HMS Tamar was the name for the Royal Navy’s base in Hong Kong from 1897 to 1997. It took its name from HMS Tamar, a ship that was used as the base until replaced by buildings ashore. It was here that the Governor was now to preside over the farewell ceremony conducted by the Black Watch. It had been planned as a sunset ceremony but 1997 had been one of the wettest summers on record and the heavens were about to open!

As water equals money in Feng Shui, this downpour may well have been viewed as a positive omen. It certainly didn’t deter the throngs who were also lining the barriers, several bodies deep, around the parade ground. In his speech, Chris Patten, acknowledged the local people as  “only ordinary, in the sense that most of them came here with nothing.” He then qualified that in saying “They are extraordinary in what they have achieved against the odds”. They responded by stamping their feet on the metal plates on which they stood. And the rain continued to fall in torrents on the parade ground where tomorrow, standing in place of the British troops, would be the People’s Liberation Army.

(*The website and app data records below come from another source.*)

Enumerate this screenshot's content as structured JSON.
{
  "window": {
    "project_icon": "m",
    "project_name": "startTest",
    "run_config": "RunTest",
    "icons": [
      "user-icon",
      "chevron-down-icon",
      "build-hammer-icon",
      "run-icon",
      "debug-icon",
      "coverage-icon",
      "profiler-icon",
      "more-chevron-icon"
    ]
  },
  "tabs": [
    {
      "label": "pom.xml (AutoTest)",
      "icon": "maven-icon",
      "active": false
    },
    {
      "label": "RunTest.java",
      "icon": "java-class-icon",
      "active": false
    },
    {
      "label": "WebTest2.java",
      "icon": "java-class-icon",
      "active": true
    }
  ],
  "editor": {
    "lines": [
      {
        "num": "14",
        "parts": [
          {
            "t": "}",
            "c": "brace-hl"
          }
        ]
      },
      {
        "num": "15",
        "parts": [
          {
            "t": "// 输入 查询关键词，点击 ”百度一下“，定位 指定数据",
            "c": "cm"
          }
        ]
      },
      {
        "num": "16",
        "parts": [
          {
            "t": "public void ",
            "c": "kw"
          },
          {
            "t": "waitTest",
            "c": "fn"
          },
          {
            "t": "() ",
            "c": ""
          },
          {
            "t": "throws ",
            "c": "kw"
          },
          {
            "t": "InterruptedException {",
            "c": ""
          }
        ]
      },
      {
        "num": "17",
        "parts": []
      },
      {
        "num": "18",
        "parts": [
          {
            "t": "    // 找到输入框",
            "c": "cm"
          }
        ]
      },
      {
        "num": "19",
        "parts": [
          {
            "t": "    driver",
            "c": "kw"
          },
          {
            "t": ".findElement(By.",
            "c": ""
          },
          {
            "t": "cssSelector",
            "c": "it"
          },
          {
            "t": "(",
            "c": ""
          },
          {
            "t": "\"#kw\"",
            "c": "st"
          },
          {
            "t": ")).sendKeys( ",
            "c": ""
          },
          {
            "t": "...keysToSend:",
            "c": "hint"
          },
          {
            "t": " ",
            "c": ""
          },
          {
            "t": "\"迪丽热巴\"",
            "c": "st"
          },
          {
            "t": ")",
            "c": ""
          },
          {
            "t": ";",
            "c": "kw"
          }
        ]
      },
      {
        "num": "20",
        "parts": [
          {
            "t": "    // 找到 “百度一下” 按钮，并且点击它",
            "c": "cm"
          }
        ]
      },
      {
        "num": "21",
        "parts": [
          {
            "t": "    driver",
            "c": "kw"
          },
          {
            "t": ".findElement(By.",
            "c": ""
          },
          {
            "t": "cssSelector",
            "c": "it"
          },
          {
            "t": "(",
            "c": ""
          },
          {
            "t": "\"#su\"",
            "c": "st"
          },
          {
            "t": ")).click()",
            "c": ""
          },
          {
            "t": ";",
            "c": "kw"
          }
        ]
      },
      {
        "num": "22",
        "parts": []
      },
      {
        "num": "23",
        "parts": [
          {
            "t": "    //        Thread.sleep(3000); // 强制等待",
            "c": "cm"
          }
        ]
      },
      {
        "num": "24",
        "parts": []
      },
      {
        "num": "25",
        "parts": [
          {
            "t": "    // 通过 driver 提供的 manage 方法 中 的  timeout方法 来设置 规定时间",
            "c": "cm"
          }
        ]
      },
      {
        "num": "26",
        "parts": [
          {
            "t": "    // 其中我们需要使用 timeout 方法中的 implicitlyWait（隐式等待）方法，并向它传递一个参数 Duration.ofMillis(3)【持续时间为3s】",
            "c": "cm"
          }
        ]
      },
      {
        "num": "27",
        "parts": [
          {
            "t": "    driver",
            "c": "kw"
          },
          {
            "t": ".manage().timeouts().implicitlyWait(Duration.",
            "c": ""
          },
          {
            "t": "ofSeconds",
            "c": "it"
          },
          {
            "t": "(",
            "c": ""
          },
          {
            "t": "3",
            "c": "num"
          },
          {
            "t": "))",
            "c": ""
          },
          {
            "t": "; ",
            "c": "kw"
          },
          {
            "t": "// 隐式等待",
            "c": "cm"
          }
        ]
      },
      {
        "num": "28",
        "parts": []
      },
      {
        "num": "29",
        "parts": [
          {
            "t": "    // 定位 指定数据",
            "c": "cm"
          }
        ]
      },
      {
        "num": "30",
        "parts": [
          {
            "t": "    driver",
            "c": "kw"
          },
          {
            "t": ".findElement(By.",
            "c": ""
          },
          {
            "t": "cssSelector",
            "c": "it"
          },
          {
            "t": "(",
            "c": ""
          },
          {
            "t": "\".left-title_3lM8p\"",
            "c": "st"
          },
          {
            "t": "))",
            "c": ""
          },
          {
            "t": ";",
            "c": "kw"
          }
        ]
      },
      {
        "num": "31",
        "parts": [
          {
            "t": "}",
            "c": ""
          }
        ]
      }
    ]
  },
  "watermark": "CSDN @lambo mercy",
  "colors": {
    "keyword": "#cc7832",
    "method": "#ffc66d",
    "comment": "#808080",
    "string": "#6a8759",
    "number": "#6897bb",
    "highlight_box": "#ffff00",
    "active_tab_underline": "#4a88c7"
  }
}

What followed as the actual handover ceremony in the dry confines of the Convention and Exhibition Centre, was as anticipated, slickly and masterfully organised but bereft of any emotion. Our five charges were starving by this  stage and so whilst keeping the TV running in the background we settled down to our dinner of bangers and chow fan!  The parents of the two additional members at our dining table were meanwhile, squelching through the sodden ground at the Hong Kong Cricket Club where the Ball they were attending in a marquis on the grounds was becoming a bit of a mud bath!

As the British contingent returned to HMS Tamar and to the friends and colleagues who waited on the quayside by the Royal Yacht, we returned to our seats in front of the TV. Amongst this group were members of the Island School community where Alice, the youngest Patten girl had attended and to which I had a great affinity having been one the schools founding students. The Pattens made their way down the line, exchanging the final and difficult goodbyes. This was clearly Chris Patten’s moment as Prince Charles, lingered in the background almost forgotten and unimportant!

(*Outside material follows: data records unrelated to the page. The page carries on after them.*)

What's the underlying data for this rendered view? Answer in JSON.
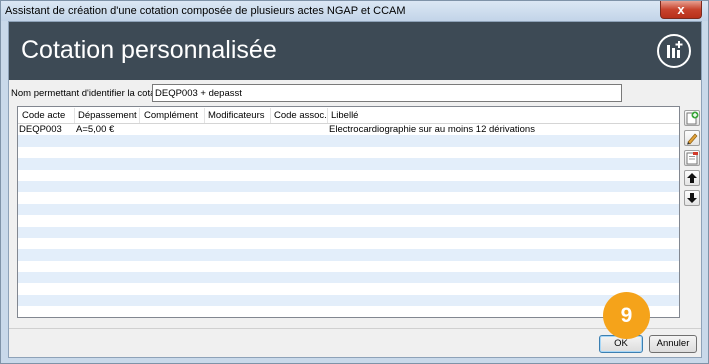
{
  "window": {
    "title": "Assistant de création d'une cotation composée de plusieurs actes NGAP et CCAM",
    "close_label": "x"
  },
  "header": {
    "title": "Cotation personnalisée",
    "logo_icon": "logo-icon"
  },
  "name_field": {
    "label": "Nom permettant d'identifier la cotation :",
    "value": "DEQP003 + depasst"
  },
  "table": {
    "columns": [
      "Code acte",
      "Dépassement",
      "Complément",
      "Modificateurs",
      "Code assoc.",
      "Libellé"
    ],
    "rows": [
      {
        "code_acte": "DEQP003",
        "depassement": "A=5,00 €",
        "complement": "",
        "modificateurs": "",
        "code_assoc": "",
        "libelle": "Electrocardiographie sur au moins 12 dérivations"
      }
    ]
  },
  "side_tools": [
    "add-icon",
    "edit-icon",
    "delete-icon",
    "arrow-up-icon",
    "arrow-down-icon"
  ],
  "buttons": {
    "ok": "OK",
    "cancel": "Annuler"
  },
  "badge": {
    "number": "9"
  },
  "colors": {
    "header_bg": "#3d4a55",
    "row_alt": "#e3eefa",
    "badge": "#f5a31a",
    "close": "#c7432d"
  }
}
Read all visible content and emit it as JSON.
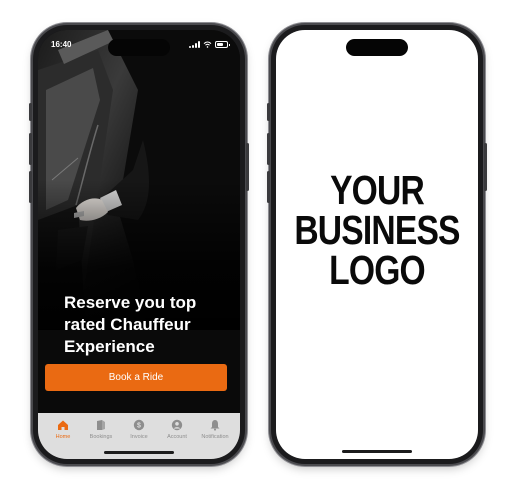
{
  "left_phone": {
    "status": {
      "time": "16:40"
    },
    "hero": {
      "headline": "Reserve you top\nrated Chauffeur\nExperience"
    },
    "cta": {
      "label": "Book a Ride"
    },
    "tabs": [
      {
        "label": "Home",
        "icon": "home-icon",
        "active": true
      },
      {
        "label": "Bookings",
        "icon": "bookings-icon",
        "active": false
      },
      {
        "label": "Invoice",
        "icon": "invoice-icon",
        "active": false
      },
      {
        "label": "Account",
        "icon": "account-icon",
        "active": false
      },
      {
        "label": "Notification",
        "icon": "bell-icon",
        "active": false
      }
    ]
  },
  "right_phone": {
    "logo_text": "YOUR\nBUSINESS\nLOGO"
  },
  "colors": {
    "accent": "#ea6a12",
    "tab_bar": "#dedede",
    "inactive_icon": "#8e8e8e"
  }
}
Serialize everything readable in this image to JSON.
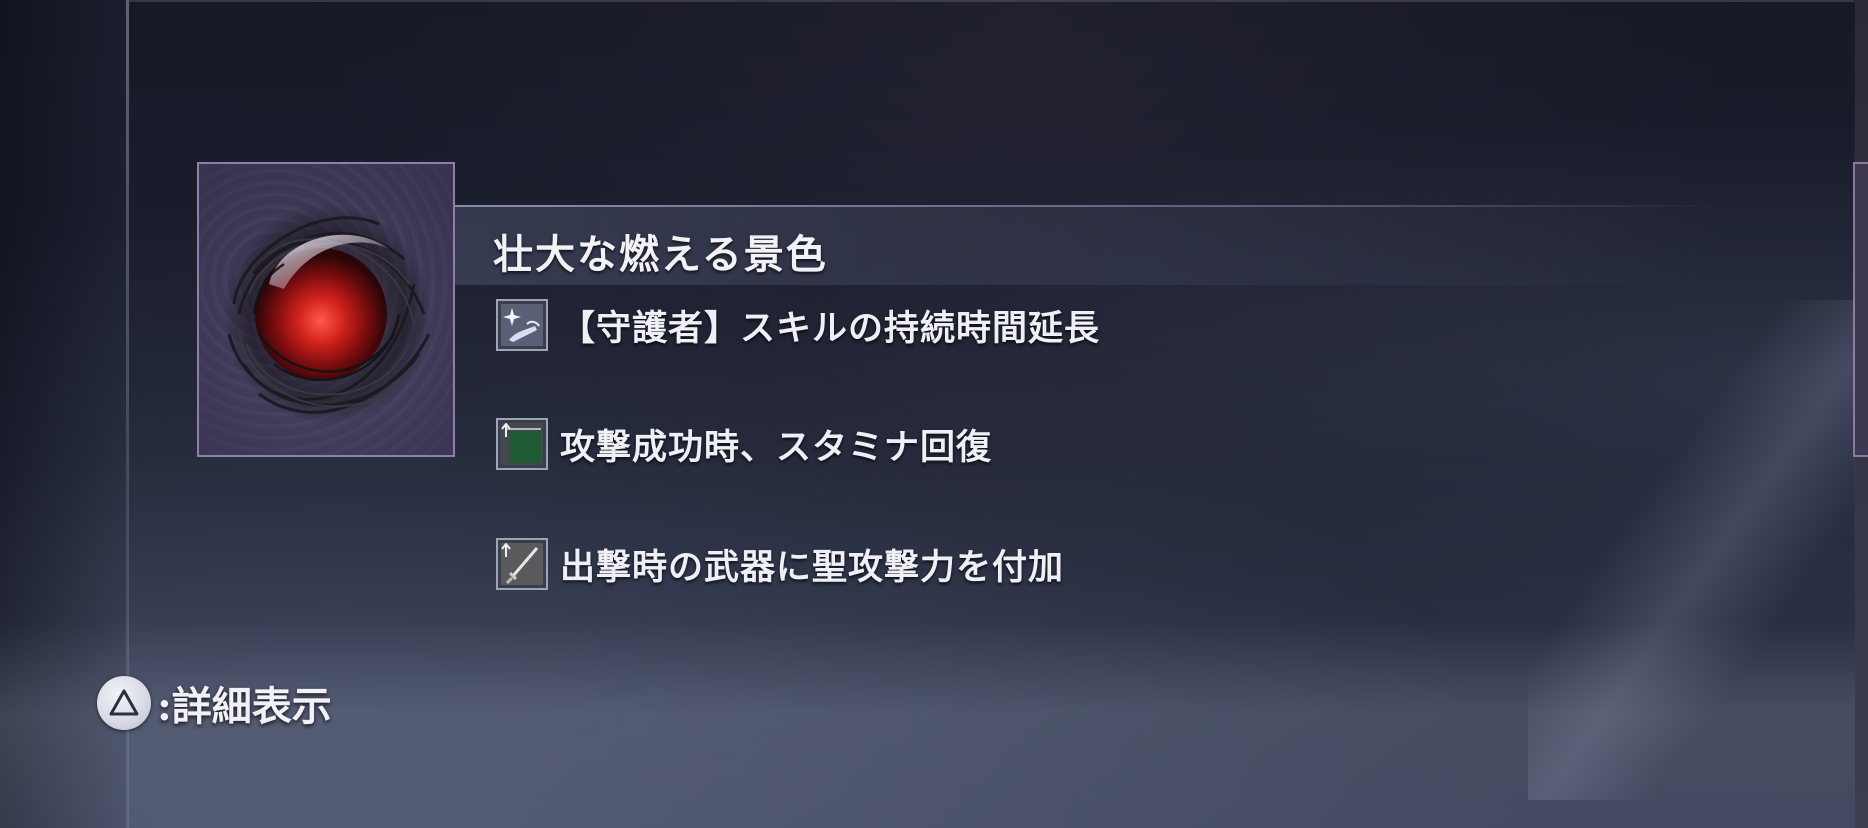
{
  "item": {
    "name": "壮大な燃える景色",
    "image_icon": "burning-orb-icon",
    "frame_color": "#8f7ea8"
  },
  "effects": [
    {
      "icon": "guardian-skill-icon",
      "text": "【守護者】スキルの持続時間延長"
    },
    {
      "icon": "stamina-recovery-icon",
      "text": "攻撃成功時、スタミナ回復"
    },
    {
      "icon": "holy-weapon-icon",
      "text": "出撃時の武器に聖攻撃力を付加"
    }
  ],
  "hint": {
    "button_icon": "triangle-button-icon",
    "label": ":詳細表示"
  },
  "colors": {
    "background": "#1b1f2e",
    "text": "#eef0f6",
    "accent_purple": "#8f7ea8",
    "stamina_green": "#1f5a34"
  }
}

I wondered now what must have been going through the mind of Chris Patten.  Following a disastrous personal election defeat in the UK, he had been dispatched to Hong Kong by John Major, essentially to oversee the end of the final outpost of the British Empire. Never one to take things anything less than seriously, he spent the next few years working hard to secure the very best for the people of Hong Kong, much to the chagrin and annoyance of the communist Chinese. That he had succeeded in this crusade was seen in the high popularity he enjoyed with the Hong Kong people and the fact that the mainland Chinese adorned him with the derogatory nickname Fatty Pang.  His mission now at an end, he and his family were having to leave a place they had come to love and regard as home.

Chris Patten

Chris Patten accepting the Union Flag – Google Images

Once on board the Royal Yacht, tears streaming down the faces of the Patten girls, the vessel moved away from the quayside. Fortunate enough to have a harbour view from our verandah, we watched them sail through and out of Hong Kong harbour amidst the spectacular spraying jets  of the Hong Kong fire service fire boats. It was 12.15am on July 1st. It had been an emotionally wrenching night.

Red Guard

People’s Liberation Army drive into Hong Kong – Google images